» REQUIRED ACTION:
Print each line below verbatim, skipping every picture.
EXERCISE INPUTS: Begin
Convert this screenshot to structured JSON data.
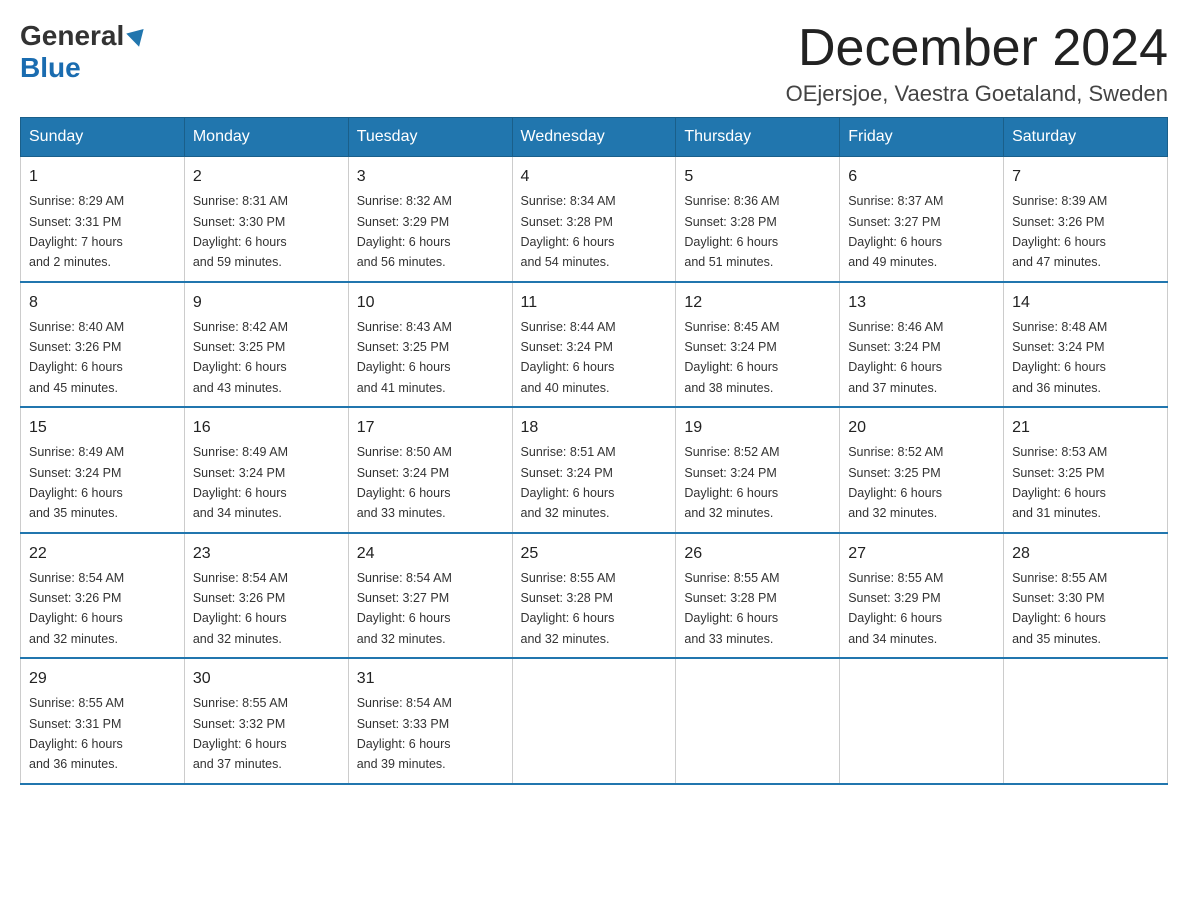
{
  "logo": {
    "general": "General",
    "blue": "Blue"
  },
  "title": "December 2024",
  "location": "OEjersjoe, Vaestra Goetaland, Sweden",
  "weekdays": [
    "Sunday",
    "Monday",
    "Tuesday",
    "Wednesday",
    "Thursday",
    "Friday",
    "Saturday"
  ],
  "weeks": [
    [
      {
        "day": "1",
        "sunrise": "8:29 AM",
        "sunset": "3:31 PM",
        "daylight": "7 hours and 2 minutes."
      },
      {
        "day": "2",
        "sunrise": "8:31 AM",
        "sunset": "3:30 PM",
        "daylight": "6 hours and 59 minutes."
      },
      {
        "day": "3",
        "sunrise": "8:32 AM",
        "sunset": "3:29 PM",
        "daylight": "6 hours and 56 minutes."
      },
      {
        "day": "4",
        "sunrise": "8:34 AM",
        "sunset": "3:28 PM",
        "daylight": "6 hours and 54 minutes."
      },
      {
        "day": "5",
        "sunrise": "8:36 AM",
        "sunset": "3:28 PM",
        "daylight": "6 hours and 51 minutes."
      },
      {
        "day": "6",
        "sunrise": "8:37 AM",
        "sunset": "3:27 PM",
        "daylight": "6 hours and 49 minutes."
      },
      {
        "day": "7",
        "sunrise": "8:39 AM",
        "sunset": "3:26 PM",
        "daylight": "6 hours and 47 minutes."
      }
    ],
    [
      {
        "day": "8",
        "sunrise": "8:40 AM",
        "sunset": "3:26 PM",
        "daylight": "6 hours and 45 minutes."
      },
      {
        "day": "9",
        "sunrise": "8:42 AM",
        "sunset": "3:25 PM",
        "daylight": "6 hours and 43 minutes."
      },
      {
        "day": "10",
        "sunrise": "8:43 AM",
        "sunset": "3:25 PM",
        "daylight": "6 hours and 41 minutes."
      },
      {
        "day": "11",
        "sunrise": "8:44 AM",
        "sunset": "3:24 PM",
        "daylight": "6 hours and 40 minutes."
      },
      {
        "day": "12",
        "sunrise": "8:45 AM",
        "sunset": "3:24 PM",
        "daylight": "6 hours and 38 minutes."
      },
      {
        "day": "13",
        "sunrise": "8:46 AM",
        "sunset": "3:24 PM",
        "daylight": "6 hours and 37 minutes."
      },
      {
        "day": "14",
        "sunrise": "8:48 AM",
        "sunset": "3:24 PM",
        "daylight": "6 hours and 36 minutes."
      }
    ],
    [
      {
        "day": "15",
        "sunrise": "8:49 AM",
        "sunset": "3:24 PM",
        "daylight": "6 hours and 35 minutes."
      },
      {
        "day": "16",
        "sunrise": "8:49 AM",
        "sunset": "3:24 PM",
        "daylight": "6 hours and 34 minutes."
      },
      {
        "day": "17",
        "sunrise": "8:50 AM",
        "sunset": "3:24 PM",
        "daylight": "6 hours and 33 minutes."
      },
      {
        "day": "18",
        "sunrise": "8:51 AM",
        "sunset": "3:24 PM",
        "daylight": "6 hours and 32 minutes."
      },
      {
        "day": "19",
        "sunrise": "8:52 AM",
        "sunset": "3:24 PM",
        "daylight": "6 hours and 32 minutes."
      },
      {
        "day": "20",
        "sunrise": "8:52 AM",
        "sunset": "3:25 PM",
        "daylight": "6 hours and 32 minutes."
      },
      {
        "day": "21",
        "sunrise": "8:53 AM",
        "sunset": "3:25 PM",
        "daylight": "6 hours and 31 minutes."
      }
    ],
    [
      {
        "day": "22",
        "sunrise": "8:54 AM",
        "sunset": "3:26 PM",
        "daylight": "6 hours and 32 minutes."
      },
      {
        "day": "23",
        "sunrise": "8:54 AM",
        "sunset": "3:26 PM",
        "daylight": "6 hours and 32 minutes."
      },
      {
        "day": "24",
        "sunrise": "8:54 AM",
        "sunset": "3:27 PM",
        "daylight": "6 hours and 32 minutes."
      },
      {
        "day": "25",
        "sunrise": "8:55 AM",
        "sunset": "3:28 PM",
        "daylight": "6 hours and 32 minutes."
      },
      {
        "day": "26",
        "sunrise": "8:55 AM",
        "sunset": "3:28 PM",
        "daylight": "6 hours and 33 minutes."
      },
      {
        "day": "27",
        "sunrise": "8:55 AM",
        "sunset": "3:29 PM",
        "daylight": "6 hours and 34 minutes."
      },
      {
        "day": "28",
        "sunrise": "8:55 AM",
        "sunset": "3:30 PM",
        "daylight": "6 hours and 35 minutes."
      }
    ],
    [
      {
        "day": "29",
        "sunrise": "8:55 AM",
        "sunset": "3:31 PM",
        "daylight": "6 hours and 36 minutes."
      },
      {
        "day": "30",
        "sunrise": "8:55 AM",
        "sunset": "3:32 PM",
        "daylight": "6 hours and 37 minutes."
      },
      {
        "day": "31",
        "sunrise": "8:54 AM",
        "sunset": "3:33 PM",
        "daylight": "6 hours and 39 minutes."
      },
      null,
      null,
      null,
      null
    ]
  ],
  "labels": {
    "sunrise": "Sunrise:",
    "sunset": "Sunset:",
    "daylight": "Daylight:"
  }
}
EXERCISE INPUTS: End
» ANSWER FOR THE TASK:
Convert this screenshot to structured JSON data.
{
  "logo": {
    "general": "General",
    "blue": "Blue"
  },
  "title": "December 2024",
  "location": "OEjersjoe, Vaestra Goetaland, Sweden",
  "weekdays": [
    "Sunday",
    "Monday",
    "Tuesday",
    "Wednesday",
    "Thursday",
    "Friday",
    "Saturday"
  ],
  "weeks": [
    [
      {
        "day": "1",
        "sunrise": "8:29 AM",
        "sunset": "3:31 PM",
        "daylight": "7 hours and 2 minutes."
      },
      {
        "day": "2",
        "sunrise": "8:31 AM",
        "sunset": "3:30 PM",
        "daylight": "6 hours and 59 minutes."
      },
      {
        "day": "3",
        "sunrise": "8:32 AM",
        "sunset": "3:29 PM",
        "daylight": "6 hours and 56 minutes."
      },
      {
        "day": "4",
        "sunrise": "8:34 AM",
        "sunset": "3:28 PM",
        "daylight": "6 hours and 54 minutes."
      },
      {
        "day": "5",
        "sunrise": "8:36 AM",
        "sunset": "3:28 PM",
        "daylight": "6 hours and 51 minutes."
      },
      {
        "day": "6",
        "sunrise": "8:37 AM",
        "sunset": "3:27 PM",
        "daylight": "6 hours and 49 minutes."
      },
      {
        "day": "7",
        "sunrise": "8:39 AM",
        "sunset": "3:26 PM",
        "daylight": "6 hours and 47 minutes."
      }
    ],
    [
      {
        "day": "8",
        "sunrise": "8:40 AM",
        "sunset": "3:26 PM",
        "daylight": "6 hours and 45 minutes."
      },
      {
        "day": "9",
        "sunrise": "8:42 AM",
        "sunset": "3:25 PM",
        "daylight": "6 hours and 43 minutes."
      },
      {
        "day": "10",
        "sunrise": "8:43 AM",
        "sunset": "3:25 PM",
        "daylight": "6 hours and 41 minutes."
      },
      {
        "day": "11",
        "sunrise": "8:44 AM",
        "sunset": "3:24 PM",
        "daylight": "6 hours and 40 minutes."
      },
      {
        "day": "12",
        "sunrise": "8:45 AM",
        "sunset": "3:24 PM",
        "daylight": "6 hours and 38 minutes."
      },
      {
        "day": "13",
        "sunrise": "8:46 AM",
        "sunset": "3:24 PM",
        "daylight": "6 hours and 37 minutes."
      },
      {
        "day": "14",
        "sunrise": "8:48 AM",
        "sunset": "3:24 PM",
        "daylight": "6 hours and 36 minutes."
      }
    ],
    [
      {
        "day": "15",
        "sunrise": "8:49 AM",
        "sunset": "3:24 PM",
        "daylight": "6 hours and 35 minutes."
      },
      {
        "day": "16",
        "sunrise": "8:49 AM",
        "sunset": "3:24 PM",
        "daylight": "6 hours and 34 minutes."
      },
      {
        "day": "17",
        "sunrise": "8:50 AM",
        "sunset": "3:24 PM",
        "daylight": "6 hours and 33 minutes."
      },
      {
        "day": "18",
        "sunrise": "8:51 AM",
        "sunset": "3:24 PM",
        "daylight": "6 hours and 32 minutes."
      },
      {
        "day": "19",
        "sunrise": "8:52 AM",
        "sunset": "3:24 PM",
        "daylight": "6 hours and 32 minutes."
      },
      {
        "day": "20",
        "sunrise": "8:52 AM",
        "sunset": "3:25 PM",
        "daylight": "6 hours and 32 minutes."
      },
      {
        "day": "21",
        "sunrise": "8:53 AM",
        "sunset": "3:25 PM",
        "daylight": "6 hours and 31 minutes."
      }
    ],
    [
      {
        "day": "22",
        "sunrise": "8:54 AM",
        "sunset": "3:26 PM",
        "daylight": "6 hours and 32 minutes."
      },
      {
        "day": "23",
        "sunrise": "8:54 AM",
        "sunset": "3:26 PM",
        "daylight": "6 hours and 32 minutes."
      },
      {
        "day": "24",
        "sunrise": "8:54 AM",
        "sunset": "3:27 PM",
        "daylight": "6 hours and 32 minutes."
      },
      {
        "day": "25",
        "sunrise": "8:55 AM",
        "sunset": "3:28 PM",
        "daylight": "6 hours and 32 minutes."
      },
      {
        "day": "26",
        "sunrise": "8:55 AM",
        "sunset": "3:28 PM",
        "daylight": "6 hours and 33 minutes."
      },
      {
        "day": "27",
        "sunrise": "8:55 AM",
        "sunset": "3:29 PM",
        "daylight": "6 hours and 34 minutes."
      },
      {
        "day": "28",
        "sunrise": "8:55 AM",
        "sunset": "3:30 PM",
        "daylight": "6 hours and 35 minutes."
      }
    ],
    [
      {
        "day": "29",
        "sunrise": "8:55 AM",
        "sunset": "3:31 PM",
        "daylight": "6 hours and 36 minutes."
      },
      {
        "day": "30",
        "sunrise": "8:55 AM",
        "sunset": "3:32 PM",
        "daylight": "6 hours and 37 minutes."
      },
      {
        "day": "31",
        "sunrise": "8:54 AM",
        "sunset": "3:33 PM",
        "daylight": "6 hours and 39 minutes."
      },
      null,
      null,
      null,
      null
    ]
  ],
  "labels": {
    "sunrise": "Sunrise:",
    "sunset": "Sunset:",
    "daylight": "Daylight:"
  }
}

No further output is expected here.